Renters look for the end of a promised renovation.
By ANNE LINDBERG
Published May 29, 2007
ST. PETERSBURG - Last summer, the owners of James Park Apartments moved Sylvia Bates to a new apartment while the property was being renovated.
"It wasn't a handicapped place, " Bates said recently. "They just threw something together to put me in."
Apartment managers promised that the unit would accommodate her wheelchair. Almost a year later, she's still waiting. The assistance bar in the bathroom is in the wrong place. Her kitchen faucet still sprays water across the counter. The lock on the back door is no good. Worst of all, there is no wheelchair ramp at her back door.
"If a fire breaks out in the front, I can't get out, " Bates said.
Bates is not the only one complaining about shoddy workmanship and code violations at James Park, at 1050 and 1051 Third Ave. N.
"Enough is enough for all these residents, " said David Molodecki, who recently moved to James Park with his family. "All I want is for them to do what's right for the people."
James Park was owned by Pinellas County until 2005, when it was sold to American Opportunity for Housing-James Park Limited Partnership. American Opportunity, based in San Antonio, Texas, agreed it would refurbish the property and provide affordable housing for low-income residents as part of the $3.8-million deal.
But Molodecki said the property has not been renovated. He cited a litany of complaints that included dangerous playground equipment, causing closure of the playground, and exposed electrical wiring.
He said he has complained to several officials but has received no satisfaction.
Frank Bowman of the Pinellas County Housing Finance Authority said it did not surprise him that code violations might exist. The renovation is not complete, he said, and until it is, problems are likely to surface.
St. Petersburg officials say they have responded to residents' concerns. Since May 1, they have issued code citations for performing work without a permit, broken air conditioners, switch plates too small to cover electrical outlets, broken and cracked windows, dripping faucets and a pothole in the driveway.
Todd Yost, assistant director for codes compliance, said the lack of a second wheelchair ramp is not a code violation. The Department of Housing and Urban Development, whose rules are governing the renovation, requires a second ramp only for new construction or in a "substantial" rehabilitation. James Park is neither.
As for the citations, none can be classified as serious, he said. American Opportunity is solving the problems, Yost said.
David Starr, president of American Opportunity, did not return phone calls asking for comment. But he wrote the city a letter on May 23 saying that the rehab is in progress and is scheduled to be finished this year.
"Whenever a rehabilitation of this size and magnitude is undertaken ... without exception, there are some failures in the work product or some tenant dissatisfaction, " Starr wrote.
"It is our intention, and has always been our intention, to insure to the tenants and the community that we will deliver acceptable housing units and we will assist every tenant with their problems or concerns."

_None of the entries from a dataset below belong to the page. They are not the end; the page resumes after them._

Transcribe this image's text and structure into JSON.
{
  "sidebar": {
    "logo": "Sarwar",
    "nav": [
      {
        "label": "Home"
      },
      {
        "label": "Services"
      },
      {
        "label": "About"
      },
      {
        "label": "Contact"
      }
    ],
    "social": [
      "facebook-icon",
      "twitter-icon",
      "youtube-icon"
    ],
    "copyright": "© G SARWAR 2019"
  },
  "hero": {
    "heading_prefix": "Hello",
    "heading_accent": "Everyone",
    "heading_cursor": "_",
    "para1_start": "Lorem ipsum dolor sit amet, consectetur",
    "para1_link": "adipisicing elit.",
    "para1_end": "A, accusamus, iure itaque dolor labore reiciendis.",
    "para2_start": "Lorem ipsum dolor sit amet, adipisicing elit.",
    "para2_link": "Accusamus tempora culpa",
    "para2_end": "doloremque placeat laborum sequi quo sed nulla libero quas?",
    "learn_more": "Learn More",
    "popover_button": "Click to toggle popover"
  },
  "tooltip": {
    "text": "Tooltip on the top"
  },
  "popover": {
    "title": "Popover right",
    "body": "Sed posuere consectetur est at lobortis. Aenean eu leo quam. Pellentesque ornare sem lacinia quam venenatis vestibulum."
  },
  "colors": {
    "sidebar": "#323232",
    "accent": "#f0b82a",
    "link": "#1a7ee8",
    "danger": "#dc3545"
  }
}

Starr said the James Park management company has been notified that it must make tenant satisfaction and property maintenance a "primary concern." He also pledged to replace the playground equipment within the next three weeks.